First on the agenda was to replace the tired rubber bushings on the 240SX with stronger and stiffer polyurethane bushings from Energy Suspension. Any vehicle that has gone beyond its tenth birthday should strongly consider upgrading the rubber bushings with new polyurethane pieces, or, at the very least, new rubber bushings. If you enjoy taking your vehicle on a "spirited drive" on occasion, polyurethane is the only way to go. Keep in mind that the Energy Suspension polyurethane bushings are much cheaper than the factory rubber pieces. And, with over 25 years in the polyurethane formulation business, and nine U.S. patents to their name, the company has done its homework. For vehicles that see occasional track time, the Energy Suspension products are a no-brainer - as rubber bushings are too soft for ultra sticky R-compound tires and have too much flex for the suspension to work properly. Polyurethane bushings are much stiffer, allowing the suspension to function properly under hard driving conditions.

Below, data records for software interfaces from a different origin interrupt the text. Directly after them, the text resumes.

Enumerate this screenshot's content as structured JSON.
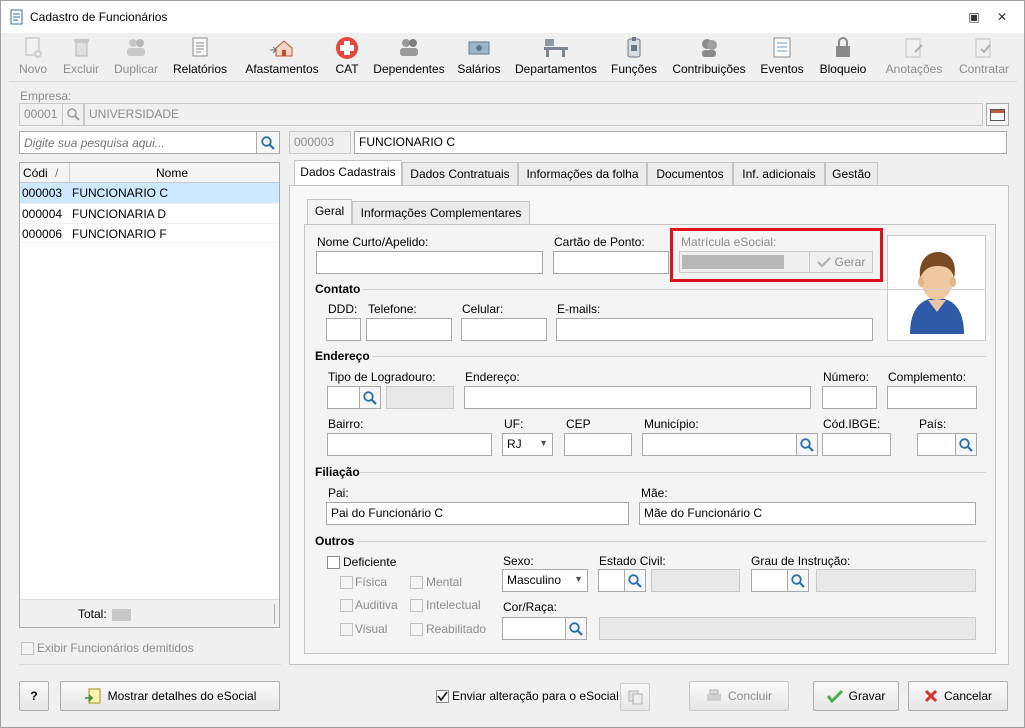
{
  "window": {
    "title": "Cadastro de Funcionários"
  },
  "toolbar": [
    {
      "label": "Novo",
      "icon": "new-document-icon",
      "enabled": false
    },
    {
      "label": "Excluir",
      "icon": "trash-icon",
      "enabled": false
    },
    {
      "label": "Duplicar",
      "icon": "users-icon",
      "enabled": false
    },
    {
      "label": "Relatórios",
      "icon": "report-icon",
      "enabled": true
    },
    {
      "label": "Afastamentos",
      "icon": "house-arrow-icon",
      "enabled": true
    },
    {
      "label": "CAT",
      "icon": "medical-cross-icon",
      "enabled": true
    },
    {
      "label": "Dependentes",
      "icon": "users-icon",
      "enabled": true
    },
    {
      "label": "Salários",
      "icon": "money-icon",
      "enabled": true
    },
    {
      "label": "Departamentos",
      "icon": "desk-icon",
      "enabled": true
    },
    {
      "label": "Funções",
      "icon": "badge-icon",
      "enabled": true
    },
    {
      "label": "Contribuições",
      "icon": "contributors-icon",
      "enabled": true
    },
    {
      "label": "Eventos",
      "icon": "list-icon",
      "enabled": true
    },
    {
      "label": "Bloqueio",
      "icon": "lock-icon",
      "enabled": true
    },
    {
      "label": "Anotações",
      "icon": "notes-icon",
      "enabled": false
    },
    {
      "label": "Contratar",
      "icon": "contract-icon",
      "enabled": false
    }
  ],
  "empresa": {
    "label": "Empresa:",
    "code": "00001",
    "name": "UNIVERSIDADE"
  },
  "search": {
    "placeholder": "Digite sua pesquisa aqui..."
  },
  "current": {
    "code": "000003",
    "name": "FUNCIONARIO C"
  },
  "grid": {
    "headers": [
      "Códi",
      "Nome"
    ],
    "sort_mark": "/",
    "rows": [
      {
        "code": "000003",
        "name": "FUNCIONARIO C",
        "selected": true
      },
      {
        "code": "000004",
        "name": "FUNCIONARIA D",
        "selected": false
      },
      {
        "code": "000006",
        "name": "FUNCIONARIO F",
        "selected": false
      }
    ],
    "total_label": "Total:"
  },
  "exibir_demitidos": {
    "label": "Exibir Funcionários demitidos",
    "checked": false
  },
  "tabs": [
    "Dados Cadastrais",
    "Dados Contratuais",
    "Informações da folha",
    "Documentos",
    "Inf. adicionais",
    "Gestão"
  ],
  "subtabs": [
    "Geral",
    "Informações Complementares"
  ],
  "geral": {
    "nome_curto": "Nome Curto/Apelido:",
    "cartao_ponto": "Cartão de Ponto:",
    "matricula_esocial": "Matrícula eSocial:",
    "gerar": "Gerar",
    "contato": "Contato",
    "ddd": "DDD:",
    "telefone": "Telefone:",
    "celular": "Celular:",
    "emails": "E-mails:",
    "endereco_group": "Endereço",
    "tipo_logradouro": "Tipo de Logradouro:",
    "endereco": "Endereço:",
    "numero": "Número:",
    "complemento": "Complemento:",
    "bairro": "Bairro:",
    "uf": "UF:",
    "uf_value": "RJ",
    "cep": "CEP",
    "municipio": "Município:",
    "cod_ibge": "Cód.IBGE:",
    "pais": "País:",
    "filiacao": "Filiação",
    "pai": "Pai:",
    "pai_value": "Pai do Funcionário C",
    "mae": "Mãe:",
    "mae_value": "Mãe do Funcionário C",
    "outros": "Outros",
    "deficiente": "Deficiente",
    "fisica": "Física",
    "mental": "Mental",
    "auditiva": "Auditiva",
    "intelectual": "Intelectual",
    "visual": "Visual",
    "reabilitado": "Reabilitado",
    "sexo": "Sexo:",
    "sexo_value": "Masculino",
    "estado_civil": "Estado Civil:",
    "grau_instrucao": "Grau de Instrução:",
    "cor_raca": "Cor/Raça:"
  },
  "footer": {
    "help": "?",
    "mostrar_detalhes": "Mostrar detalhes do eSocial",
    "enviar_alteracao": "Enviar alteração para o eSocial",
    "enviar_checked": true,
    "concluir": "Concluir",
    "gravar": "Gravar",
    "cancelar": "Cancelar"
  },
  "colors": {
    "highlight": "#e0101a",
    "selection": "#cde8ff",
    "accent_green": "#4caf50",
    "cancel_red": "#d9302c"
  }
}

Installing the polyurethane bushings should be left to the professionals, but if you plan on performing the swap yourself you better have at least a 20-ton press to push out the stock bushings. We were fortunate to have Energy Suspension engineers Bill and Jeff help us out and replace the tired stock bushings with polyurethane. The hardest part of the install was removing the rear lower arm bushings from the arm. This required using a chisel to bend the bushing end before being able to push the bushing out on the press. We recommend giving a professional a call to before attempting this on your own, because it was a pain in the rear. The biggest culprit to the sluggish steering was the rack and pinion bushings that were nearly nonexistent. One of the bushings was half torn off and the other had deteriorated into a rubber sponge from a previously leaking oil pan.